Guillaume Masson
The worldwide popularity of this noble material has resulted in the entry of many new producing countries, hence broadening the colour palette that one has to choose from as a buyer. Advancements in both quarrying as well as manufacturing technologies have also contributed to the development of a multitude of finishes, each suited to a specific application, again widening the choice for the consumer and making the product suitable for almost any type of application.
 
Far from being a diminishing market, we see a great future for the natural stone industry as the product becomes more widely available, accessible, and affordable to the discerning South African consumer. It is the responsibility of the main industry players to maintain the necessary industry standards and to protect the consumer from unscrupulous fly-by-nights and thus ensure a bright future for all concerned.

At Natural Stone Warehouse we have a very balanced product offering between marble, travertine, sandstone, granite, limestone and slate, which means we do equally well in all market sectors as we offer a complete turnkey solution to customers.

Our stone is imported from Spain, Italy, Greece, Turkey, Namibia, India, Brazil, China, Indonesia and Germany, to name a few. We also strive to support local producers in slate, sandstone and granite. We love to be proudly South African even though there are various restrictions with locally quarried products.

Asked which of the other flooring materials is the biggest threat to his market share, Guillaume said that he believes the biggest threat to the stone market comes from within and is the damage that is being done to the good name of this timeless product by unscrupulous traders who import and sell substandard stone to unaware consumers.

This is a very specialised industry and only established companies should be trusted – who have the experience, the know-how, strong after-sales service as well as the ethics.

There is a process in identifying and selecting the most suitable product for the required application as well as the installation and the treatment and care. This expertise, quality and trust comes at a price and ‘Penny wise and pound foolish’, as the saying goes, has never been so true!

“Regarding workmanship, although there is clearly a lack of standards as well as the enforcement of standards as compared to, say, the European market, we as a company always strive to offer as much technical information and advice as we can to our customers. Through the years, we have also established a strong network of subcontractors who operate with the highest level of workmanship and meet all the required standards.”

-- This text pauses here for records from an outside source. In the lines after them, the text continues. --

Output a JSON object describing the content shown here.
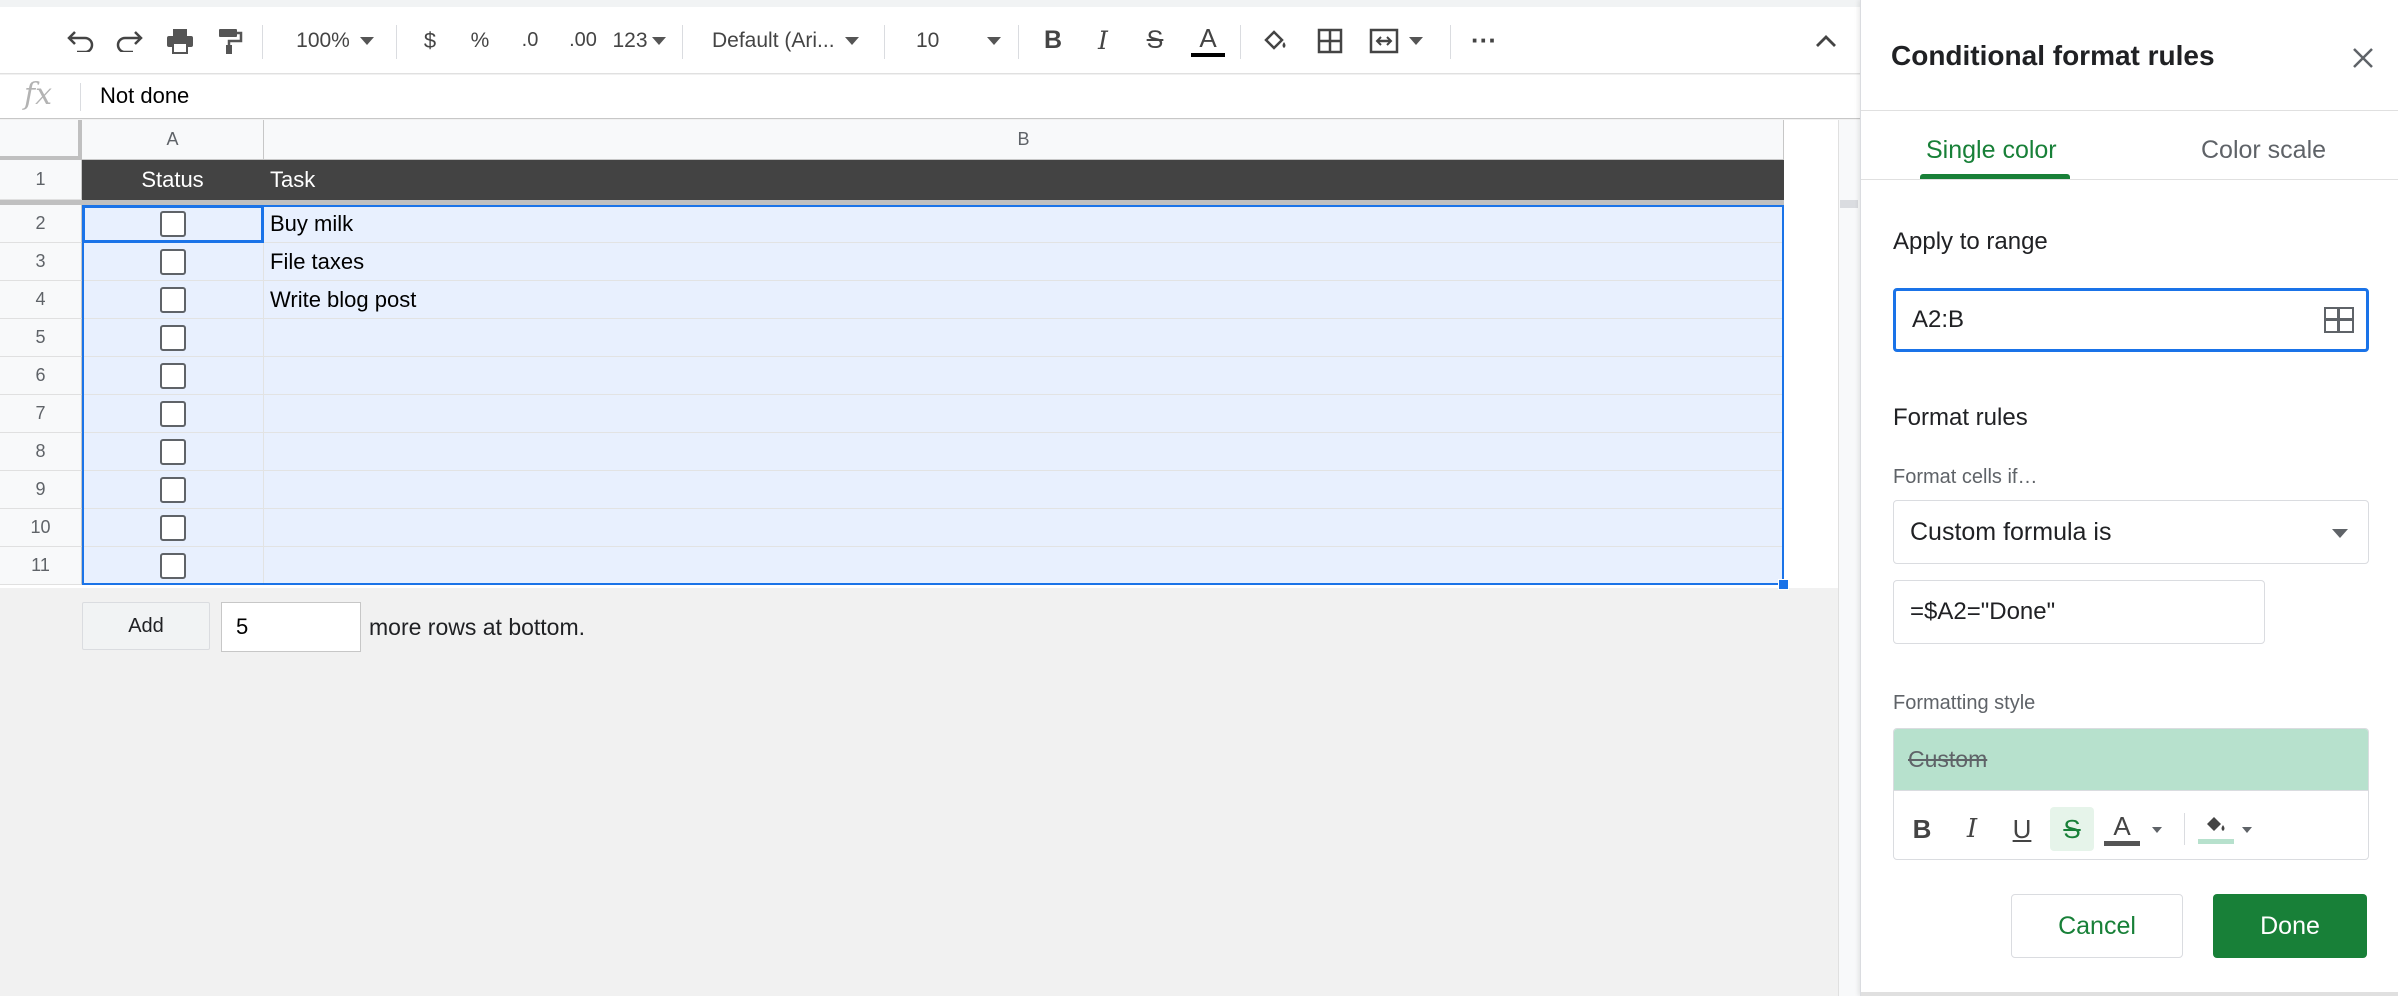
{
  "toolbar": {
    "zoom": "100%",
    "currency": "$",
    "percent": "%",
    "decrease_decimal": ".0",
    "increase_decimal": ".00",
    "number_format": "123",
    "font": "Default (Ari...",
    "font_size": "10",
    "bold": "B",
    "italic": "I",
    "strikethrough": "S",
    "text_color": "A",
    "more": "···"
  },
  "formula_bar": {
    "fx": "fx",
    "value": "Not done"
  },
  "sheet": {
    "columns": [
      "A",
      "B"
    ],
    "rows": [
      "1",
      "2",
      "3",
      "4",
      "5",
      "6",
      "7",
      "8",
      "9",
      "10",
      "11"
    ],
    "header": {
      "status": "Status",
      "task": "Task"
    },
    "tasks": [
      "Buy milk",
      "File taxes",
      "Write blog post",
      "",
      "",
      "",
      "",
      "",
      "",
      ""
    ],
    "add_rows": {
      "button": "Add",
      "count": "5",
      "suffix": "more rows at bottom."
    }
  },
  "panel": {
    "title": "Conditional format rules",
    "tabs": {
      "single": "Single color",
      "scale": "Color scale"
    },
    "apply_label": "Apply to range",
    "range": "A2:B",
    "format_rules_label": "Format rules",
    "format_cells_if_label": "Format cells if…",
    "condition": "Custom formula is",
    "formula": "=$A2=\"Done\"",
    "formatting_style_label": "Formatting style",
    "style_preview": "Custom",
    "style_buttons": {
      "bold": "B",
      "italic": "I",
      "underline": "U",
      "strike": "S",
      "text_color": "A"
    },
    "cancel": "Cancel",
    "done": "Done"
  },
  "colors": {
    "header_bg": "#434343",
    "selection_bg": "#e8f0fe",
    "selection_border": "#1a73e8",
    "style_fill": "#b7e1cd",
    "accent_green": "#188038"
  }
}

Our interviewees have underlined natural stone’s versatility, good looks, availability in slabs and tiles, longevity in service, unequalled aesthetic appeal and affordability – what more could any discerning designer, specifier or end user require?

Acknowledgement and thanks are given to the following for information obtained in the compilation of this article: www.wfca.org; Mazista Tiles; WOMAG (World of Marble & Granite); Natural Stone Warehouse.